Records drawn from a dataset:
···

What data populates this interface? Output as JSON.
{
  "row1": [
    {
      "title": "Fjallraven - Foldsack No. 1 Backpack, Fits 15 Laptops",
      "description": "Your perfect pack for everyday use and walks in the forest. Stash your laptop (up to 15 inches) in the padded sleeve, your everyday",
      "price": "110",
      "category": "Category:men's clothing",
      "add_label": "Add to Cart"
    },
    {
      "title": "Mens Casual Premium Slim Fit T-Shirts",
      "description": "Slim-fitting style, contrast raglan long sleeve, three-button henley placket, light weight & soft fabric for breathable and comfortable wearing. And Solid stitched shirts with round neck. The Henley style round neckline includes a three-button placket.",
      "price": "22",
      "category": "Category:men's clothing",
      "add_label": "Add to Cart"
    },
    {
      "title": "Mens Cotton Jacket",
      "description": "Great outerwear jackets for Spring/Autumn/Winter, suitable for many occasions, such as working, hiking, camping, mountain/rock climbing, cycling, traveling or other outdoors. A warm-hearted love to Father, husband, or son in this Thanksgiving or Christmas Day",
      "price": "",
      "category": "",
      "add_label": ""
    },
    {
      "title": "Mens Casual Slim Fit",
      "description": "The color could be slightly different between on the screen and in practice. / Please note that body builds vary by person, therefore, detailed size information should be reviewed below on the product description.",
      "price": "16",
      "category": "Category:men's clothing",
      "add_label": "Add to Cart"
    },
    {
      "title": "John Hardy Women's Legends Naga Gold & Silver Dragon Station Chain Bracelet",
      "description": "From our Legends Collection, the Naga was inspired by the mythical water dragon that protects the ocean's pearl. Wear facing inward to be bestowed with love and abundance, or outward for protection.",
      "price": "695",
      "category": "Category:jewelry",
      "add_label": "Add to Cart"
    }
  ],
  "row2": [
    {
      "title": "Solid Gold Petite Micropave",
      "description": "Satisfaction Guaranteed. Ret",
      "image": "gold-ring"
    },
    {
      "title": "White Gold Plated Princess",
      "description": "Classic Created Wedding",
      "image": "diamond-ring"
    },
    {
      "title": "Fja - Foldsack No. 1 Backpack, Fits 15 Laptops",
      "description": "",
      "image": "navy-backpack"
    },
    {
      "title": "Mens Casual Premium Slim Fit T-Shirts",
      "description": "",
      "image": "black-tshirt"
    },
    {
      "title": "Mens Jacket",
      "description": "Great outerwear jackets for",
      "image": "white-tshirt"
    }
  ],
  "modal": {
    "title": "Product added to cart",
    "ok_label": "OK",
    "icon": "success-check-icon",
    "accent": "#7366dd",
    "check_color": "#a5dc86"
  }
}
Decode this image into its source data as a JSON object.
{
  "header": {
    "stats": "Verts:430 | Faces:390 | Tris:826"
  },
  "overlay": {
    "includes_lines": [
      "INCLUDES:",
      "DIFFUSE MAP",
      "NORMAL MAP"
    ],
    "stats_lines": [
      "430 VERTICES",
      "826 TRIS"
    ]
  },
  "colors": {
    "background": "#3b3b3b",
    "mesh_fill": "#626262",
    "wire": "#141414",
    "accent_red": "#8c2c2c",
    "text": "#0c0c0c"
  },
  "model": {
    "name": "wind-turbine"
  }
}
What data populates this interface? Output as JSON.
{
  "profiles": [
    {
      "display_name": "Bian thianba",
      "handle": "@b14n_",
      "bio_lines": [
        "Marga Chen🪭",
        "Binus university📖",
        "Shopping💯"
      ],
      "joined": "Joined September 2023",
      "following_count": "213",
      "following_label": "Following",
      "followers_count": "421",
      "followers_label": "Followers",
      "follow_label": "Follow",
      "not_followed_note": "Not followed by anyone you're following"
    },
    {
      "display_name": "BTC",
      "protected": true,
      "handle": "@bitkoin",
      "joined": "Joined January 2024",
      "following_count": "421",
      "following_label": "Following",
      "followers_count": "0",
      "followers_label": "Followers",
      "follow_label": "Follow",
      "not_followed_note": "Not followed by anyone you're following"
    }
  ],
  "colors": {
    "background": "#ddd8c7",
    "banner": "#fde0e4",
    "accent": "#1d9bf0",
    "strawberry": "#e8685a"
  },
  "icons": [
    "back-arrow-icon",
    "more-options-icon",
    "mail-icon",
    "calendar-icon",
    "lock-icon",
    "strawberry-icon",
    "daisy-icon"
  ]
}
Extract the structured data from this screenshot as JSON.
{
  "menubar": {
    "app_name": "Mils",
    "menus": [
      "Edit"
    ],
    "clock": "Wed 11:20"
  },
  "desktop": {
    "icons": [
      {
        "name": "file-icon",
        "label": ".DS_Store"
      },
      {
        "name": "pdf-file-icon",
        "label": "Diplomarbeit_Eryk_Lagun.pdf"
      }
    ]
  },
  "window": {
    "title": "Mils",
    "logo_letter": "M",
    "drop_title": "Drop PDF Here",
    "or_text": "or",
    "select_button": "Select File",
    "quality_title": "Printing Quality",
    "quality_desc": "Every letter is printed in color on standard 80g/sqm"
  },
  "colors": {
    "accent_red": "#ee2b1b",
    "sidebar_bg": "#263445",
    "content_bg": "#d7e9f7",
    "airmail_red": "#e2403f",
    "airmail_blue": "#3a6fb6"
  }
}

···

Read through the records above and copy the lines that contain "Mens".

Task response |
      "title": "Mens Casual Premium Slim Fit T-Shirts",
      "title": "Mens Cotton Jacket",
      "title": "Mens Casual Slim Fit",
      "title": "Mens Casual Premium Slim Fit T-Shirts",
      "title": "Mens Jacket",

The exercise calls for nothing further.